- We are learning to be prepared for emergencies. Maybe folks will stock up with supplies so the next time we have a local or national crisis we won’t have empty shelves at the grocery stores and everyone will have toilet paper! If you feel you can’t afford to stock up, just buy a few extra can goods or a package of TP or tissue paper each week. Slowly overtime you will have a stock pile that will help you get through the next emergency. * Fresh baked bread, anyone? The shelves at my grocery store have been pretty bare in the bread area, which has made me buy bagels or tortillas or bake bread! Nothing beats fresh bread out of the oven. If you don’t know how to bake bread, now is a great time to try.
- We live in the information age. Our kids can learn online from home and some of us can do our jobs remotely. We can FaceTime, Skype, text, email, video conference, and even use our old fashioned phones to talk if we want to. We are not alone or isolated. When the Spanish flu hit in 1918, these weren’t options. By 1920 only 35% of people had phones. We carry them around everywhere.
As I sit at my desk writing this post, I can see the empty barren fields that will soon be planted with soy beans or corn. Right now they are filled with little purple flowers that don’t know they’re weeds.

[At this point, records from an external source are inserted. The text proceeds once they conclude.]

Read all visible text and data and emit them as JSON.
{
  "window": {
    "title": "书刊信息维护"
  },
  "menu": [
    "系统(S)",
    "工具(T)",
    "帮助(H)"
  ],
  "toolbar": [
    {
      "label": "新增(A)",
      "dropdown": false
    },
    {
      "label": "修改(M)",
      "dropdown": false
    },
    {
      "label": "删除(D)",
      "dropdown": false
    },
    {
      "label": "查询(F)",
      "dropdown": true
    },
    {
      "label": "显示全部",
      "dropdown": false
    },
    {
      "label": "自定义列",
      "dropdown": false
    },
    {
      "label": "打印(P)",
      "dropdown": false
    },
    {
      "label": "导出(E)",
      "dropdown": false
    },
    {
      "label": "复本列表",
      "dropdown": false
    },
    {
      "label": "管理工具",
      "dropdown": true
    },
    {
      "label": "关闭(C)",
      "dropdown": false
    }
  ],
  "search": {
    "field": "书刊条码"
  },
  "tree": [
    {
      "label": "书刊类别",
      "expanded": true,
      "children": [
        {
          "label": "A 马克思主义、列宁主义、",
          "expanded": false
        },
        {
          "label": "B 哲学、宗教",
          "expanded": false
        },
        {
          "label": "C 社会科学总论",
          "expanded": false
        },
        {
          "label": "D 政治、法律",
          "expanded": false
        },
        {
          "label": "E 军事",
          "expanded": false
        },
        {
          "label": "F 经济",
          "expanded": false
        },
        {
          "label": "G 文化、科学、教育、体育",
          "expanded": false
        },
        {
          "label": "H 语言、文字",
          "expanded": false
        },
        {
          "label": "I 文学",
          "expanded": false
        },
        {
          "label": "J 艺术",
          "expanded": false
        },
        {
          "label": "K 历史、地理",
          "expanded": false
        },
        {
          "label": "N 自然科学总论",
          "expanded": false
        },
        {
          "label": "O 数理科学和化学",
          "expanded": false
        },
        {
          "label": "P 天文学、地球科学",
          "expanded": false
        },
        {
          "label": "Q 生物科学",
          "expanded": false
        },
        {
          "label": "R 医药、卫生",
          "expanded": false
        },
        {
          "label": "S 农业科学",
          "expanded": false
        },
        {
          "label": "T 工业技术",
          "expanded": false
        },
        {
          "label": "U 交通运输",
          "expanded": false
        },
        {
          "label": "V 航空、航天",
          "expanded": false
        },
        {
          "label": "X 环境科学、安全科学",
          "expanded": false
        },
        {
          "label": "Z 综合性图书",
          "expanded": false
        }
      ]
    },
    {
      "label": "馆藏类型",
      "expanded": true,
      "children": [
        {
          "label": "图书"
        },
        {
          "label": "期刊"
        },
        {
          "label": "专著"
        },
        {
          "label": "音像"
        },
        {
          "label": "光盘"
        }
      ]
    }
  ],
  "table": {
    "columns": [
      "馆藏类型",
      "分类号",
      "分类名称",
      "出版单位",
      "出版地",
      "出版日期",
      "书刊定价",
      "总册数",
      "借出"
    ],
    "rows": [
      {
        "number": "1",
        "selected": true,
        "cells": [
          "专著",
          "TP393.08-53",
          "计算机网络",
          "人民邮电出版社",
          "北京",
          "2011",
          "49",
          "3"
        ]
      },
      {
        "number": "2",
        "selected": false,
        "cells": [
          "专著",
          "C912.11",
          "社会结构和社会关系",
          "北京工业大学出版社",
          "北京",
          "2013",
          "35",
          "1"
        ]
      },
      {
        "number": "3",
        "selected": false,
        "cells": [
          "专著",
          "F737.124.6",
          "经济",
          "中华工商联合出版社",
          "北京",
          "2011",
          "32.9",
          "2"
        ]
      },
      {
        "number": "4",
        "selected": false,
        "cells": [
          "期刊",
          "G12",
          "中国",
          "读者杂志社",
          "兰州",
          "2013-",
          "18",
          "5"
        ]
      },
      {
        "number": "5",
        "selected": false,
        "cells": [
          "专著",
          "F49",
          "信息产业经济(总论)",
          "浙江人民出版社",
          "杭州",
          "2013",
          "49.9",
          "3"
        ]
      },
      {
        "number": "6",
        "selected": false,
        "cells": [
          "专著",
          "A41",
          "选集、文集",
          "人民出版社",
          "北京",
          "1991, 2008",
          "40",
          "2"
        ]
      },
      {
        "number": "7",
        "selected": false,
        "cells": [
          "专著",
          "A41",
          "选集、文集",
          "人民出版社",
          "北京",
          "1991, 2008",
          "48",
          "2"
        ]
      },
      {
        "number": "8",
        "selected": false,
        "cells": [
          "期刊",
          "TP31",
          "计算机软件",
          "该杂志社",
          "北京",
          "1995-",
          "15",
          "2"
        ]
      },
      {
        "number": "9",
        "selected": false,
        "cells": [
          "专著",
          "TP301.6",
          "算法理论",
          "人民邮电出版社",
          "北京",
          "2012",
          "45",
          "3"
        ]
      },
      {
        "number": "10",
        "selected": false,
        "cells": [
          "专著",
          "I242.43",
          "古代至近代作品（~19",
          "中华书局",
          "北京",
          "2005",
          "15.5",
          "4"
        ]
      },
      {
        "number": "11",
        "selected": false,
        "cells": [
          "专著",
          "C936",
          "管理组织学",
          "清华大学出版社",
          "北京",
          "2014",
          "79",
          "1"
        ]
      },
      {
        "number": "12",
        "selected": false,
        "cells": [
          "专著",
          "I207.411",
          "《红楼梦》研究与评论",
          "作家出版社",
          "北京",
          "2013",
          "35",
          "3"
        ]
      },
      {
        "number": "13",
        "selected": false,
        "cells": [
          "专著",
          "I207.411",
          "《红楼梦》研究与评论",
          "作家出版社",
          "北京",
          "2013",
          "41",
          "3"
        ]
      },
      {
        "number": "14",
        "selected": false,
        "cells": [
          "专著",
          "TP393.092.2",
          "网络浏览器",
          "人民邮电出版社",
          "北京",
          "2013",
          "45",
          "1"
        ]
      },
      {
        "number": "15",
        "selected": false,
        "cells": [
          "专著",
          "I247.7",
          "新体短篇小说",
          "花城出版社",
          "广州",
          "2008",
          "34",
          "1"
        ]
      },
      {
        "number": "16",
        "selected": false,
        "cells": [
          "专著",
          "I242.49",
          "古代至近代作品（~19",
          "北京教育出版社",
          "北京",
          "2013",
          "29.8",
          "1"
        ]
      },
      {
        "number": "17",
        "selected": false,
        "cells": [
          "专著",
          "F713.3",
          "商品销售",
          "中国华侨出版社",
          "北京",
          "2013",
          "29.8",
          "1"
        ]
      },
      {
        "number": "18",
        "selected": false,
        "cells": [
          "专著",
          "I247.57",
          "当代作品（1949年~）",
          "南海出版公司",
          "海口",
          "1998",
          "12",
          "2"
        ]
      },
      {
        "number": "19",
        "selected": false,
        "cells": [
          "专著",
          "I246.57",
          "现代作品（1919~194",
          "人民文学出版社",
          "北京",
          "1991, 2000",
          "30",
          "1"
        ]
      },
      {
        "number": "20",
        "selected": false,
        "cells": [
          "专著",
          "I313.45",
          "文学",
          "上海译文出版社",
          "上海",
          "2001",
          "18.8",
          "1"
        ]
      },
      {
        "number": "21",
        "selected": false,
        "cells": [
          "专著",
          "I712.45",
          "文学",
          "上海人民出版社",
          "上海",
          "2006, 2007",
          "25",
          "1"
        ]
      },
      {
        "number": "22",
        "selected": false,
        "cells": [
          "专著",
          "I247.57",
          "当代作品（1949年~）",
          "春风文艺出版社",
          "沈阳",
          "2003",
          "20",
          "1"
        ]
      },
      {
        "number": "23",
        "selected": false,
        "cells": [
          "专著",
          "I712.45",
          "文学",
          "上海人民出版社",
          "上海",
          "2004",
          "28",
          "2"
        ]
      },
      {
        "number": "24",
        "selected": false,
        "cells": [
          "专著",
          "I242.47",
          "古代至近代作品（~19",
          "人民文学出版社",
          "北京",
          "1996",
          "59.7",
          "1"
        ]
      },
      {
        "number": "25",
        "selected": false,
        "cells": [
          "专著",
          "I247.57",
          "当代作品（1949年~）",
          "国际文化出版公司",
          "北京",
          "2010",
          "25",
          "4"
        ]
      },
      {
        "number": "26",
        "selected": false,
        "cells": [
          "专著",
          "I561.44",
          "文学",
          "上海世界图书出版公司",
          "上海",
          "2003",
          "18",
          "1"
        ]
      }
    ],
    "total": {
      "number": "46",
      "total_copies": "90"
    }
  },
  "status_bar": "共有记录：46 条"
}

These cute little flowers remind me that we can find beauty in the ugly, barren, dirt. They speak the language of joy just like a real flower. No one has told them they are weeds. I am thankful for the beauty they bring me.
This time of cocooning may feel like the slow start of spring. Some days are still cold and wet and all we see are weeds coming up. We just want summer to come and the coronavirus to be over. But if you look hard you can see beauty, hope, kindness, and change.
What is one thing you are most thankful for in these trying times? Let me know in the comments.
Was this a family friendly show, promoting a healthy view of women or a scene from a strip club?
The New York Post says that Americans check their phone 80 times a day or every 12 minutes*.
All of heaven stood still and watched with a smile. I’m not thinking of the birth of Jesus, but . . .
With Christmas only weeks away, here are some of my absolute favorite books in different genres to help you find the perfect gift for those bookworms on your list.
Lets face it, bookshelves can be a challenge to decorate. They can end up as a catch all space that never looks put together.